So, today, as I made the hour drive to Lafayette just to hand over a car’s title to a man who would tow it away (and give me some money for it too), I drove in silence. There and back. And slowly, over those two hours of silence, my brain quieted down too. Coherent thoughts and sentences returned, and therefore, I write.

I know a lot of people who say that everything happens for a reason, and I completely agree with them. I’m not sure what most of them think the reason is, but based on what I believe is communicated in the Bible, I think that the reason is our good, and God’s glory. And what the Bible says is good for us is not always what feels good, but is always that which will make us more like Jesus. Now, that reason is not always comforting or easy to accept. Actually, I would say from experience that it is never easy to accept, and very rarely comforting, initially. For example, I recently accepted a small position with my church, and I was really excited about the prospect of having a couple hundred bucks each month to put in savings, as opposed to the couple bucks we have historically been able to put in savings each month. And when I heard that I was losing all those hours at work, my initial reaction was decidedly not to be thankful that the new position at work covers my losses (with 12 bucks to spare). Instead, I threw a mental hissy fit, accusing God of hating me and never giving me a break. The same reaction occurred when the car “solution” fell through. As time progressed and I reminded myself of what I know to be true, my reaction changed a little. I can honestly say that I am very thankful for the timing of the other position at church, and that we are maintaining our status quo, even if we are not improving our situation much.

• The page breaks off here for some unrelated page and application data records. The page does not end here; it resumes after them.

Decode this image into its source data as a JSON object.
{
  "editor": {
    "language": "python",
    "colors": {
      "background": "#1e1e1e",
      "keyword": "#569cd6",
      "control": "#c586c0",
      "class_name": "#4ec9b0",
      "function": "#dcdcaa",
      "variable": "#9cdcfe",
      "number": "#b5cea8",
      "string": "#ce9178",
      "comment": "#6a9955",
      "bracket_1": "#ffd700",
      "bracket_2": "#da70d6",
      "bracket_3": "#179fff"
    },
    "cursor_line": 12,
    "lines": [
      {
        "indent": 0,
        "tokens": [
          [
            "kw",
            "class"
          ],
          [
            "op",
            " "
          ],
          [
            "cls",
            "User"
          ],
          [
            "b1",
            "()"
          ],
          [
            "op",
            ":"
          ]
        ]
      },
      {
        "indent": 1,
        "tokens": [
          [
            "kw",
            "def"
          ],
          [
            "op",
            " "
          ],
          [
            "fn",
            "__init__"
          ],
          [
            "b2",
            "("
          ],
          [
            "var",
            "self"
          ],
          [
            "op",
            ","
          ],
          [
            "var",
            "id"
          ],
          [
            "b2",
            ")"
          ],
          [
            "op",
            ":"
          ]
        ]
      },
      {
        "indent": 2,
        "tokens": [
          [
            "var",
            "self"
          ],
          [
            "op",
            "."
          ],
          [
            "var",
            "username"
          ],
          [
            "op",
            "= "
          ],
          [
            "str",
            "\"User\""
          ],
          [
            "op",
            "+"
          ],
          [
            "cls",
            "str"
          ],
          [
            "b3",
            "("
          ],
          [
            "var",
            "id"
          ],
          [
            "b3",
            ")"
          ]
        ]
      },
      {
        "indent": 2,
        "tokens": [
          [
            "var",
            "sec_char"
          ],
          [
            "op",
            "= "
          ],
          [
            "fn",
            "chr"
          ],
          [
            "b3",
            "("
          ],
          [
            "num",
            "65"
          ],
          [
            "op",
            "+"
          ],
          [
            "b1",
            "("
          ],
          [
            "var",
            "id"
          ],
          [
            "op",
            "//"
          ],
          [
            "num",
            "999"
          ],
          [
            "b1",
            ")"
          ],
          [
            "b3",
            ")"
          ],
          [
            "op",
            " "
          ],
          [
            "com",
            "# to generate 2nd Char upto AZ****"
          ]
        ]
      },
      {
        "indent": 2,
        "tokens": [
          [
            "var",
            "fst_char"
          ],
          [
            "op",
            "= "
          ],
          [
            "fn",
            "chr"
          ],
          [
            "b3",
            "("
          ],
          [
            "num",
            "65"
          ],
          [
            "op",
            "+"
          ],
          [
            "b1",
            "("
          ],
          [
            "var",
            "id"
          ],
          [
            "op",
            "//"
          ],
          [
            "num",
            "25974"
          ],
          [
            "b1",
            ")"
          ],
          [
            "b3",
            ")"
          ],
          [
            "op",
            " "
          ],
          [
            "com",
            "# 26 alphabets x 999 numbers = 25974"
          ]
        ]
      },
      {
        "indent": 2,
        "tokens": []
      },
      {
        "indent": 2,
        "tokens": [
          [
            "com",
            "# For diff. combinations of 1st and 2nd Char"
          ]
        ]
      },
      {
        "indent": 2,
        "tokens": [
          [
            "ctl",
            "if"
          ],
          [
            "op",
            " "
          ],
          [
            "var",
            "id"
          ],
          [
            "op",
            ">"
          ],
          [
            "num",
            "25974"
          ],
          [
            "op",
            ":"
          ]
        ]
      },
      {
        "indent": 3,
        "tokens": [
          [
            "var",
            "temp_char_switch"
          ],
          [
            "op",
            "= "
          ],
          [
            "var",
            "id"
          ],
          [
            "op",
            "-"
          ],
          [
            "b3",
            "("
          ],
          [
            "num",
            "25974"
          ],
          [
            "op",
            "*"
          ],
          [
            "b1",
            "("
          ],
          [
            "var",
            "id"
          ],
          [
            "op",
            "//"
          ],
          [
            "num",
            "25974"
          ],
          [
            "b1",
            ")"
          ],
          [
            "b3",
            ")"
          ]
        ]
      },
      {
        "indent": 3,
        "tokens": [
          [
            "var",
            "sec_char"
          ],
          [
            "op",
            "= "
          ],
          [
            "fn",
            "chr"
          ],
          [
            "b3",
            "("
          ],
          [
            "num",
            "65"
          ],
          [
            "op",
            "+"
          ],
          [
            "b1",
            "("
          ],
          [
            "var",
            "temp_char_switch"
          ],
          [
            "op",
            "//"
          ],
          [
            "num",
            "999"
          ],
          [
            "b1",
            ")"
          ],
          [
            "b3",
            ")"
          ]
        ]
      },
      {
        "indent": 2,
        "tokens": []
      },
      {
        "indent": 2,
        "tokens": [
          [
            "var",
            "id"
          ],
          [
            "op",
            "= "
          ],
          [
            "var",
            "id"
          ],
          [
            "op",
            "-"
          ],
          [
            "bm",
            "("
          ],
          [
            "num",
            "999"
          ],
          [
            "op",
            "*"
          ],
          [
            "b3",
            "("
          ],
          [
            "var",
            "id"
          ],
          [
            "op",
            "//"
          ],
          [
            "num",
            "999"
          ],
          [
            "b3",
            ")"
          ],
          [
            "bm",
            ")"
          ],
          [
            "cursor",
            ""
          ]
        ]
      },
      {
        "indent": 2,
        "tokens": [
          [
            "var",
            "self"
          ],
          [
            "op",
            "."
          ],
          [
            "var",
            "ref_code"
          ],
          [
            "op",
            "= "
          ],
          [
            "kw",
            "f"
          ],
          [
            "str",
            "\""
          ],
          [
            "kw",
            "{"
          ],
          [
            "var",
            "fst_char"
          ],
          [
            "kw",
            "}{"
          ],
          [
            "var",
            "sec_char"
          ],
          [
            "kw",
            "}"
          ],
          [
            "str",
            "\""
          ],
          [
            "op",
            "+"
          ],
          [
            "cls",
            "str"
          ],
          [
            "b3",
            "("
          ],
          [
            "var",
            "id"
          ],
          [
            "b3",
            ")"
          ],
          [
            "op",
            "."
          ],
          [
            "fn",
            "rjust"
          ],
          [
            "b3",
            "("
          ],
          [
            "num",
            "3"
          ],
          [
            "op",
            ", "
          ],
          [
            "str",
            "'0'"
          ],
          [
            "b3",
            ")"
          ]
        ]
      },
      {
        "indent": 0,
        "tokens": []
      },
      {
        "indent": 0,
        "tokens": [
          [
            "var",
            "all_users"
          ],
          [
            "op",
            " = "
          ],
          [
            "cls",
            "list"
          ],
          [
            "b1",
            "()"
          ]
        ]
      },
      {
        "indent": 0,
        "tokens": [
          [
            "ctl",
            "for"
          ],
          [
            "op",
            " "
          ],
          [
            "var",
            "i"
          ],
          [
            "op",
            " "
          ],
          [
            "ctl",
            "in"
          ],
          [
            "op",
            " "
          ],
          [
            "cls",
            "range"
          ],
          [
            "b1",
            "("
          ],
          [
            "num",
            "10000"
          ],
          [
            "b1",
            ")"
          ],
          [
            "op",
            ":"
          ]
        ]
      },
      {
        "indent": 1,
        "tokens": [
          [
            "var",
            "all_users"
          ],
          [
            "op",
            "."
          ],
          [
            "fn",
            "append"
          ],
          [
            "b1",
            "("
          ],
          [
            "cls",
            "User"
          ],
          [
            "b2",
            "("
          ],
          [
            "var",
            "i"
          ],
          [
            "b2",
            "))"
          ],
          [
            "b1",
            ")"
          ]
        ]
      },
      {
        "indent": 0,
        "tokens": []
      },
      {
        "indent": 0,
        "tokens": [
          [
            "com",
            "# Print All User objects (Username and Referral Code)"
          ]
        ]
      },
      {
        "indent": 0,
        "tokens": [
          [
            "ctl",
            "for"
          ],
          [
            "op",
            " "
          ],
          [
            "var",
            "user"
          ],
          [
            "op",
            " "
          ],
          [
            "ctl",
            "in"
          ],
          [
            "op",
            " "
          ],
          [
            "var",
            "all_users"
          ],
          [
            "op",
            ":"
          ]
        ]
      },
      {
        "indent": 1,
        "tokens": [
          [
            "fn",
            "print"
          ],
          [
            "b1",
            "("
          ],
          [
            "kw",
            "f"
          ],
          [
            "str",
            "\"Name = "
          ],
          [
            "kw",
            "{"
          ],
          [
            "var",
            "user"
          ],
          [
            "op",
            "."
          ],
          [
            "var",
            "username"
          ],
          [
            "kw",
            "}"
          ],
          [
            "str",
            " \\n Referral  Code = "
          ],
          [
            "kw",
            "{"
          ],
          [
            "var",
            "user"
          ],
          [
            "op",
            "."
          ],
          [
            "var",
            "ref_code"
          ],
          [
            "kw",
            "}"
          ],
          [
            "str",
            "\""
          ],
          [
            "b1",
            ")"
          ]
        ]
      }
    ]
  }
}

This about-face is not to say that I am not still completely bipolar in my reactions (but I’m in good company: think Paul, “the good I want to do I do not do, and the evil I do not want to do I do”). My emotions utterly rebel at the thought of ever having to go through anything hard, at the same time that something deeper within me assents to the good that I know God is working in my life. Reacting in a way that is increasingly more like Jesus does not mean that the normal, human side of me will cease to react at all. Even as I write this, panic again rises within me and I have to remind myself again of what is true: even Jesus asked not to suffer, but His ultimate prayer was for God to do what He wanted. I don’t wish to compare my difficulties to the suffering of Jesus, or what other people endure. Nonetheless, it has been hard recently. I think we trivialize the work that God is doing in our lives when we act like everything is easy and just spout cliches. How much more meaningful to fully admit the struggle within us, the cursing we mentally direct against pain and suffering, and compare it with the slow but inevitable work for good that is wrought within us.

Still, if anybody knows of a job that for some reason wouldn’t mind hiring somebody who’s going to have a baby in 13 weeks, please let me know! Just because I know that hard times are good for me doesn’t mean I’m fatalistic.